If time really is relative, or cyclic, or personal, where does all of that leave us who are living in the now? Some philosophers, such as Friedrich Nietzsche, claim to have the answers. Much like the Native Americans, Nietzsche sees time and the “temporality” of the human experience of time as a significant factor in the healing of the illness in the world. Nietzsche’s Zarathustra feels the weight of the past and the present, but suggests as a remedy that people should live in futurity. Past, present and future are therefore inevitably tied, and the individual – and global – destinies equally so. Time stands still and yet points towards the future – a future we all will, do, and must share.

Sources:

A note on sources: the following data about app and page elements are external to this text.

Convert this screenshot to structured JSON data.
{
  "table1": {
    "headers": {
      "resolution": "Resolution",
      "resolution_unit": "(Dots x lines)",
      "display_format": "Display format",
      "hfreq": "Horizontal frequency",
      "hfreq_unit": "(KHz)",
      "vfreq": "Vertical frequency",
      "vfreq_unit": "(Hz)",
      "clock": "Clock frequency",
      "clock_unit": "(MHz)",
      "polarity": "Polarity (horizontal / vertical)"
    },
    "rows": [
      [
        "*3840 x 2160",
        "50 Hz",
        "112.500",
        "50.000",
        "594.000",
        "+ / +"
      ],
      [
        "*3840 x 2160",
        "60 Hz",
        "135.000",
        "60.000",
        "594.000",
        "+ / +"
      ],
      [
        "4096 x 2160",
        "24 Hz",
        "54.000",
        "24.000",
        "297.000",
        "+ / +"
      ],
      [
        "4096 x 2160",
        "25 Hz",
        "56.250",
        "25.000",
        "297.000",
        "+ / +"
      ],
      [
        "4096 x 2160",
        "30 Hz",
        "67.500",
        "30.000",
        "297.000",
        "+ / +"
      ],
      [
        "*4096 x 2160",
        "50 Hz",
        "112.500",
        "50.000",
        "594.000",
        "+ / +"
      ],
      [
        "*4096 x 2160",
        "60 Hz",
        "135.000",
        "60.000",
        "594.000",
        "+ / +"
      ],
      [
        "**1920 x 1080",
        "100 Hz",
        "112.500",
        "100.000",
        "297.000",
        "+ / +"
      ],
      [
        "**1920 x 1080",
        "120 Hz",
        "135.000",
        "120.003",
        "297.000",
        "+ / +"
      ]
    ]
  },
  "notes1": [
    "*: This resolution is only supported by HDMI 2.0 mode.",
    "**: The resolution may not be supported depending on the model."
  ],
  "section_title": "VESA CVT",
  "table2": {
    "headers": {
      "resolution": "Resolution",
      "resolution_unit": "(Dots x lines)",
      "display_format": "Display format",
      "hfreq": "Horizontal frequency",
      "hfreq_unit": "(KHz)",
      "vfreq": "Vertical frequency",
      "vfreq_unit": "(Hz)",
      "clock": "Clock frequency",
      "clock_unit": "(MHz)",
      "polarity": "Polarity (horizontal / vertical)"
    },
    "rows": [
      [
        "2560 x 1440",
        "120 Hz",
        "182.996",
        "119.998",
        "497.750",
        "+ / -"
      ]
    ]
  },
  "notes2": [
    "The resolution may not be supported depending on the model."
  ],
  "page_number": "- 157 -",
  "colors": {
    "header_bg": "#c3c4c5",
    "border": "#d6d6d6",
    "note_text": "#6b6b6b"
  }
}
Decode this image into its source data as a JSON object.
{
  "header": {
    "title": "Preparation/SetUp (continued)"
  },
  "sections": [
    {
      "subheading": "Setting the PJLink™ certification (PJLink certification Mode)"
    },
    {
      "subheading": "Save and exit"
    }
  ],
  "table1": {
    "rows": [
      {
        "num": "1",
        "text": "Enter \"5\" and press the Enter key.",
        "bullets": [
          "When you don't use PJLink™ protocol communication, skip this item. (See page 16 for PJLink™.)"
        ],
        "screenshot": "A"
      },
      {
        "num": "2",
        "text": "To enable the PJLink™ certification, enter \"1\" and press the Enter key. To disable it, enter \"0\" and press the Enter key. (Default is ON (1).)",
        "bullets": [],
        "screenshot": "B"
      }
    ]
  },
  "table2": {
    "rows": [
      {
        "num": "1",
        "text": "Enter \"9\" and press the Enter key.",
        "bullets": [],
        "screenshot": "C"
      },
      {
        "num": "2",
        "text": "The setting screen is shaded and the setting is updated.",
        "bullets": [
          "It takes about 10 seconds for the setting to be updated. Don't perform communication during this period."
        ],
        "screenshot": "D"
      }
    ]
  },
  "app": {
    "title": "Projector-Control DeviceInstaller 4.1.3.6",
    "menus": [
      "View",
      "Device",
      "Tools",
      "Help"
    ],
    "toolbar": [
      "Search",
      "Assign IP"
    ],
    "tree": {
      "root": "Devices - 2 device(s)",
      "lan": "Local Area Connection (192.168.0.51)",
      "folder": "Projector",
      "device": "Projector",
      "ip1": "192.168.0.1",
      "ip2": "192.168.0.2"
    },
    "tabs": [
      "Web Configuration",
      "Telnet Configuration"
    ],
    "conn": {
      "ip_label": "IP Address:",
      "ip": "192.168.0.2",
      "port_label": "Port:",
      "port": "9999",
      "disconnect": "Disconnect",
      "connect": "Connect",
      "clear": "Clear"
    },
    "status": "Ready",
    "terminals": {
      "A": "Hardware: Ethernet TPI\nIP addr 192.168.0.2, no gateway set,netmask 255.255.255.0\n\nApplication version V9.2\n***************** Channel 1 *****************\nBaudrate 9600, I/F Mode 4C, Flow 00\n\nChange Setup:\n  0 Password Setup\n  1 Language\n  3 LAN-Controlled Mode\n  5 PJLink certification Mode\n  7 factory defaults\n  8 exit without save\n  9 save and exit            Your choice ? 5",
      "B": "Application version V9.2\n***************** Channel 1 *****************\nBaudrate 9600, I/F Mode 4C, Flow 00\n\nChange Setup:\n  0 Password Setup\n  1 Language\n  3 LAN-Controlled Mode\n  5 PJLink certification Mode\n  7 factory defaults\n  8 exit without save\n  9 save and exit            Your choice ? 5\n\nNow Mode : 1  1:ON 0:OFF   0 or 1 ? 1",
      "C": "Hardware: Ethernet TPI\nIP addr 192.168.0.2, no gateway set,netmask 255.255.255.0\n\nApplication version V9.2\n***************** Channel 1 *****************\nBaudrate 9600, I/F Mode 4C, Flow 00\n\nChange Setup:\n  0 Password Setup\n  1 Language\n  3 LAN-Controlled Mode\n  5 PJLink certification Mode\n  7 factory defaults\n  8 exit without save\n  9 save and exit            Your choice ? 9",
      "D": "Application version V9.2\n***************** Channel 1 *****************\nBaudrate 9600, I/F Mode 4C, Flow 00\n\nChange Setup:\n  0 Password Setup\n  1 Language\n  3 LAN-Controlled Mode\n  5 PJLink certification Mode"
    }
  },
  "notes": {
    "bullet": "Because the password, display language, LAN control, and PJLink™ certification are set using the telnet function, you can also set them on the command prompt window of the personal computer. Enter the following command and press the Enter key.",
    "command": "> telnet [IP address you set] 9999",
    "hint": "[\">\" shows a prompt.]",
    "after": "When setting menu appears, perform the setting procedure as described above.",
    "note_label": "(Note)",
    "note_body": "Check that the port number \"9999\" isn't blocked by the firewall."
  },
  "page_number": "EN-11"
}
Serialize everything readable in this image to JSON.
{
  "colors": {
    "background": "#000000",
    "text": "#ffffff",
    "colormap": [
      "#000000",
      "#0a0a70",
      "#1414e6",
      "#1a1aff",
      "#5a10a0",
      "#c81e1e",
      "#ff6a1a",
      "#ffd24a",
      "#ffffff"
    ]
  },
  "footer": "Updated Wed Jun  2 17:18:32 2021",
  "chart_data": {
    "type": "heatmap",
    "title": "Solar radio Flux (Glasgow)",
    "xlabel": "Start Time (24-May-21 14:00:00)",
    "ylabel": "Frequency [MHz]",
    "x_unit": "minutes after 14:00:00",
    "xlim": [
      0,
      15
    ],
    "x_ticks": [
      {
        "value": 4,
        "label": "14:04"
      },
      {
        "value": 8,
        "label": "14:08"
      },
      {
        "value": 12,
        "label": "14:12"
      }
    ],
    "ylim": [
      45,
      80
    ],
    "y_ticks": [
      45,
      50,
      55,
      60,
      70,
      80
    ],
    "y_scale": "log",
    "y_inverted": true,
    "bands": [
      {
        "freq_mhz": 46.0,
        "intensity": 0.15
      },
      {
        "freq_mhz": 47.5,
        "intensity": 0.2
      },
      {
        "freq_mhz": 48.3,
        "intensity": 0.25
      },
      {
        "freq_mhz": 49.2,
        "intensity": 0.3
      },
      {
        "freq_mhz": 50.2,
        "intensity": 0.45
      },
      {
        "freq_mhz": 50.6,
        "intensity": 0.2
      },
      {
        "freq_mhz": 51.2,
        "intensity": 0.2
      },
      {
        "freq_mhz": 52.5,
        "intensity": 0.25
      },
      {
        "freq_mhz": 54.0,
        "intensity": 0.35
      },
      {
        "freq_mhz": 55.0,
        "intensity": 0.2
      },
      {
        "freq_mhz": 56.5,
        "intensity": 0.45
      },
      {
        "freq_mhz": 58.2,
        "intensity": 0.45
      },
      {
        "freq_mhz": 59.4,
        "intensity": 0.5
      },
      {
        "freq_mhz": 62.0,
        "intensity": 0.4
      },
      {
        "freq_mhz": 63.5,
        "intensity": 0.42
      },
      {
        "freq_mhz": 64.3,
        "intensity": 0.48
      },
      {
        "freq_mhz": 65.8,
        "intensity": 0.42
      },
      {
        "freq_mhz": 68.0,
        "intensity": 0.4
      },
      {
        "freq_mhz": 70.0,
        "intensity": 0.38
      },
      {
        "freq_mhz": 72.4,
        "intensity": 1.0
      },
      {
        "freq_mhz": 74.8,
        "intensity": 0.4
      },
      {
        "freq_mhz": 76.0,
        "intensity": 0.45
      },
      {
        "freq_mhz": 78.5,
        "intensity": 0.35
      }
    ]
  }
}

Coe, Michael D. The Maya. New York: Thames & Hudson, 1966 (2005).

——————-. Breaking the Maya Code. New York: Thames & Hudson, 1992 (1999).

Hawking, Stephen. A Brief History of Time. New Youk: Bantam Books, 1996 (1988).

Kort, Wesley A. Modern Fiction and Human Time: A Study in Narrative and Belief. Tampa: University of South Florida Press, 1985.

Nietzsche, Friedrich. Thus Spoke Zarathustra. New York: Penguin Books, 1966 (1954).

Rice, Prudence M. Maya Political Science: Time, Astronomy, and the Cosmos. Austin: University of Texas Press, 2004.